Data to process:
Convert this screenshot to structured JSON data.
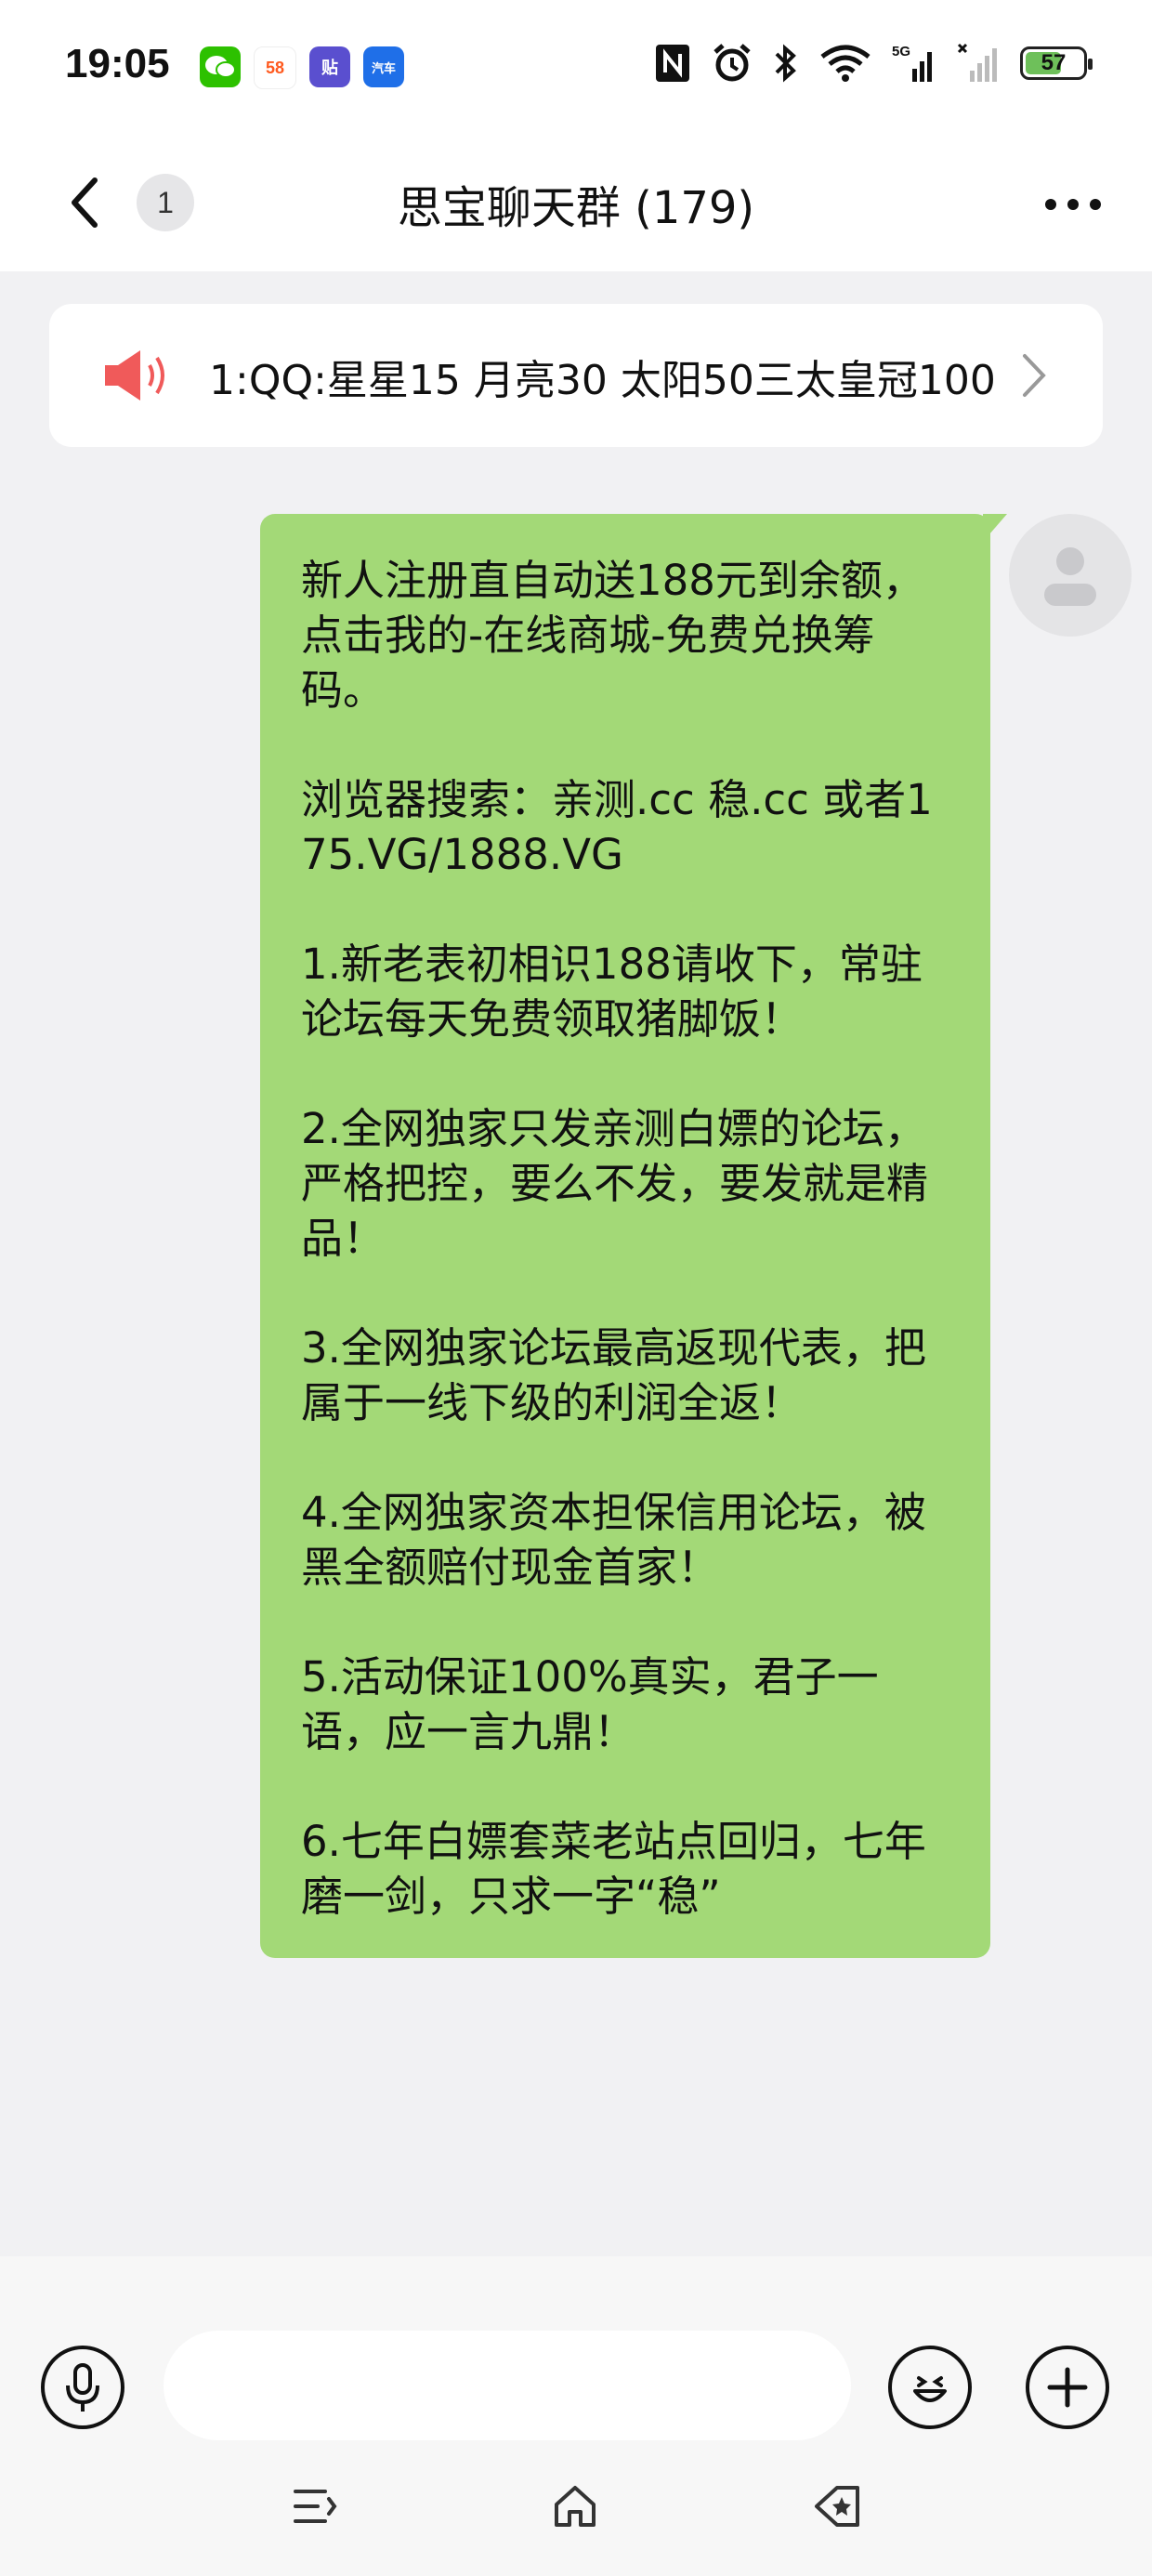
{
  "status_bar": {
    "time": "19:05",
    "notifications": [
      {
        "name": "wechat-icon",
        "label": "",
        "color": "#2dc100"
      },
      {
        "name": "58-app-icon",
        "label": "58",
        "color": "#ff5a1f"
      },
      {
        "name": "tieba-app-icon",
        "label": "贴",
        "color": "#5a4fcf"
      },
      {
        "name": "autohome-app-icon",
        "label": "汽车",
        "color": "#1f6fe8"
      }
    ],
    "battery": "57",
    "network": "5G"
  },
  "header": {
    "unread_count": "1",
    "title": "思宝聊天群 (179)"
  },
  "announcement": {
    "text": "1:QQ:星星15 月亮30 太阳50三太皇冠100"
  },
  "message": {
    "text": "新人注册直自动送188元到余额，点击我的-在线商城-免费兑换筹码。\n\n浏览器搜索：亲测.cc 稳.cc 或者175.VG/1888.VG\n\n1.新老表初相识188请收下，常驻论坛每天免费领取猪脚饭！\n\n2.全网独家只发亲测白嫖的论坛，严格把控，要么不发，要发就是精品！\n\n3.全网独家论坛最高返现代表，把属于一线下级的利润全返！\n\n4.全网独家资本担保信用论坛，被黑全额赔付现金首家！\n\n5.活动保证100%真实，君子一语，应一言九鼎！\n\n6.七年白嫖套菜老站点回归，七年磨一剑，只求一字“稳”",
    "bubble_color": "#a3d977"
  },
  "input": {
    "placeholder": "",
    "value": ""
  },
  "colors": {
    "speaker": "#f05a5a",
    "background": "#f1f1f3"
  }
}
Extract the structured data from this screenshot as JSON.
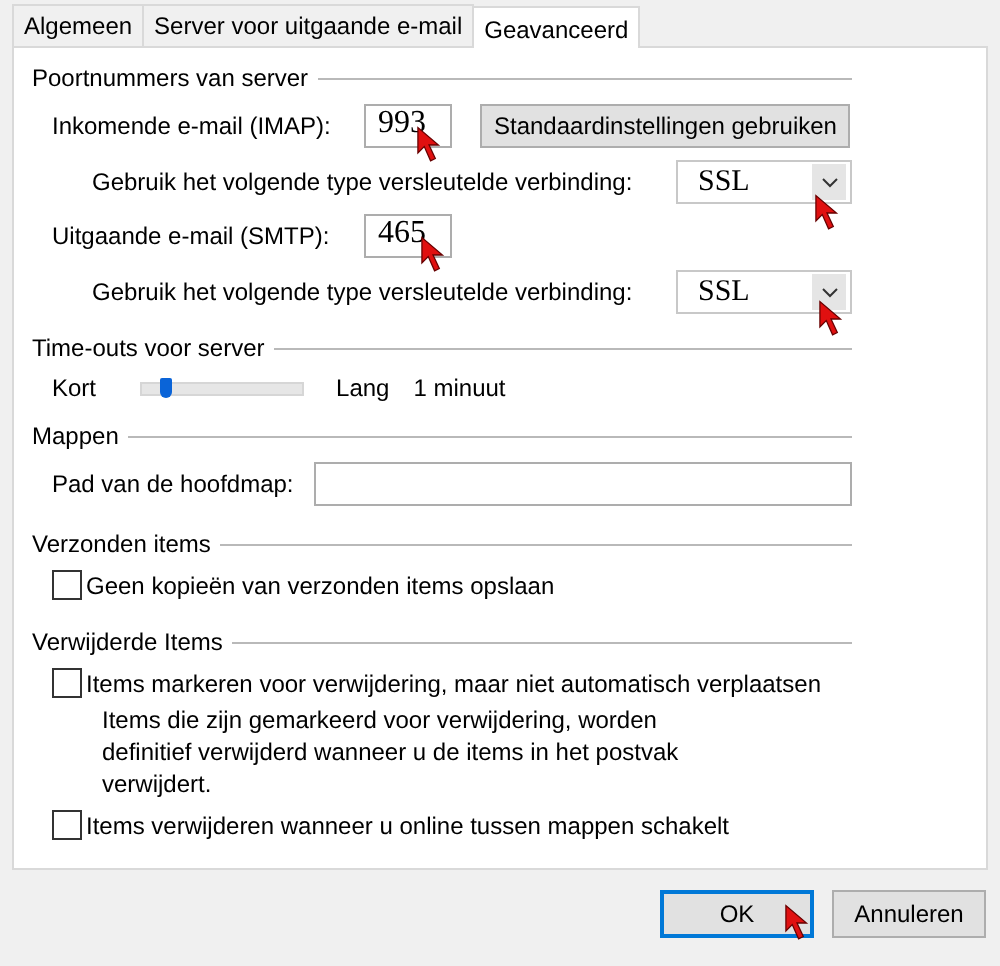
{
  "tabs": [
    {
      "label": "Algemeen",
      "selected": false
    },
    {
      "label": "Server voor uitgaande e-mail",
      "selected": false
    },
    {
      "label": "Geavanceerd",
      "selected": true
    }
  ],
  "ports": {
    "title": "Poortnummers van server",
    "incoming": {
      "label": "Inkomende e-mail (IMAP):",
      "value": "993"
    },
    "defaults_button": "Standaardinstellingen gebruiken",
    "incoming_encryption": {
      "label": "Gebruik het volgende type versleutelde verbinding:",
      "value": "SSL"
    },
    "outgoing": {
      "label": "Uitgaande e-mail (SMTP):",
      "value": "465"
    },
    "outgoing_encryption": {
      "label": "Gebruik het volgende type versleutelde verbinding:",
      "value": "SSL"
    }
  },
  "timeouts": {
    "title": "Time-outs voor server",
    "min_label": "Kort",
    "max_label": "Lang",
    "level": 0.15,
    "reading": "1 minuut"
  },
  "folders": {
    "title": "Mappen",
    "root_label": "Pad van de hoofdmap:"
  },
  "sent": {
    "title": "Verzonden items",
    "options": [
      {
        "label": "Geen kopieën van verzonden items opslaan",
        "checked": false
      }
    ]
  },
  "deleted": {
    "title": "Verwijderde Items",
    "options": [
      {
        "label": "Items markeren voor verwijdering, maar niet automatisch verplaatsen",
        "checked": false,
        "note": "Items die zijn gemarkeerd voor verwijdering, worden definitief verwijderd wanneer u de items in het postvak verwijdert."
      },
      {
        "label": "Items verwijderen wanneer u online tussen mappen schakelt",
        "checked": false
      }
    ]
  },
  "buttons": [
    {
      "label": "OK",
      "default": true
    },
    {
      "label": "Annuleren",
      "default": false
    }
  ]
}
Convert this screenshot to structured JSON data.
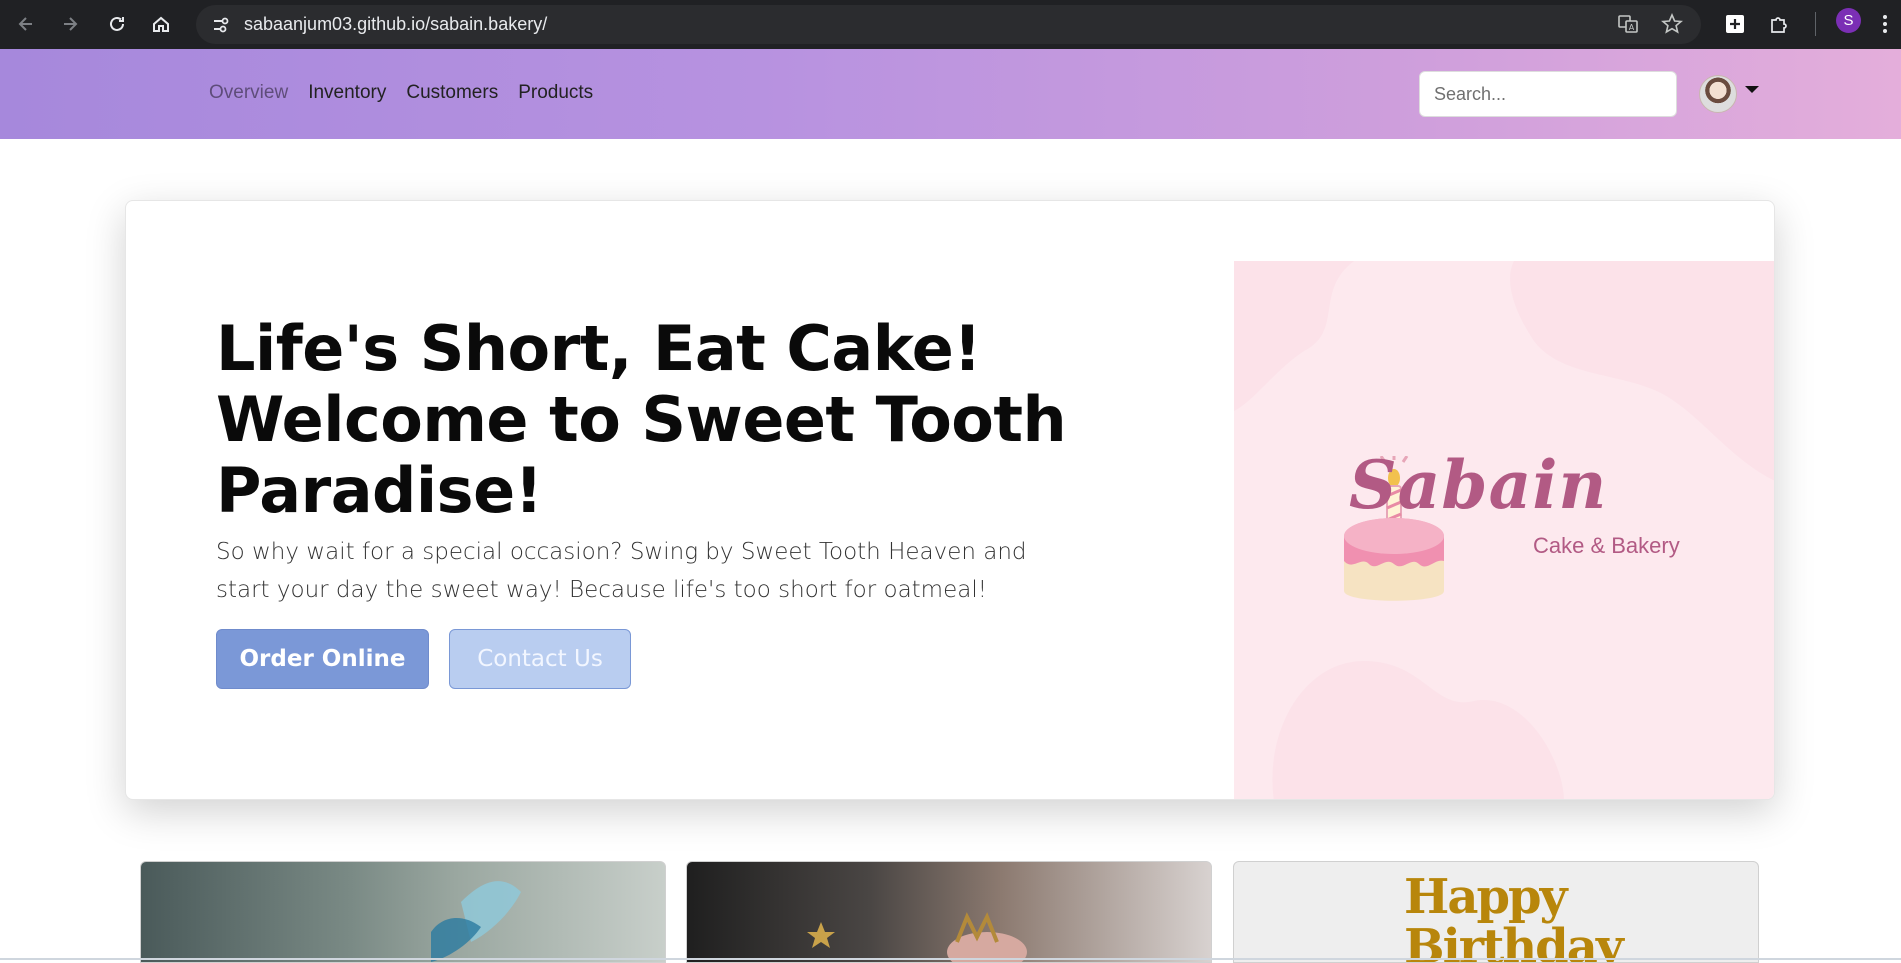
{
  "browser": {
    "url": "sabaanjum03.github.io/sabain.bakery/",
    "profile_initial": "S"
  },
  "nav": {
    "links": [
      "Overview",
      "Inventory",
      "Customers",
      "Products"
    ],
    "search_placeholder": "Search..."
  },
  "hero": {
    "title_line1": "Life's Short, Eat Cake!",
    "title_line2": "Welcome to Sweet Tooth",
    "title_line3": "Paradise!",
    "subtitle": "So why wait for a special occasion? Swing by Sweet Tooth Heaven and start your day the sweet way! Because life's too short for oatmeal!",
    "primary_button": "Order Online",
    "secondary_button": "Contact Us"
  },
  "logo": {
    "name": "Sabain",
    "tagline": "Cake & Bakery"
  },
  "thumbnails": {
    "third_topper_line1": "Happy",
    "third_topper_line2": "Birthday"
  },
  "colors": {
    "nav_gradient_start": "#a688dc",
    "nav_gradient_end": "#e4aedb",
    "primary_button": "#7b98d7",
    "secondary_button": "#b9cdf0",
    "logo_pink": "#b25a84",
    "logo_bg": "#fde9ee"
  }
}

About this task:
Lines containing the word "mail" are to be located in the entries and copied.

Exercise solution:
      "label": "Server voor uitgaande e-mail",
      "label": "Inkomende e-mail (IMAP):",
      "label": "Uitgaande e-mail (SMTP):",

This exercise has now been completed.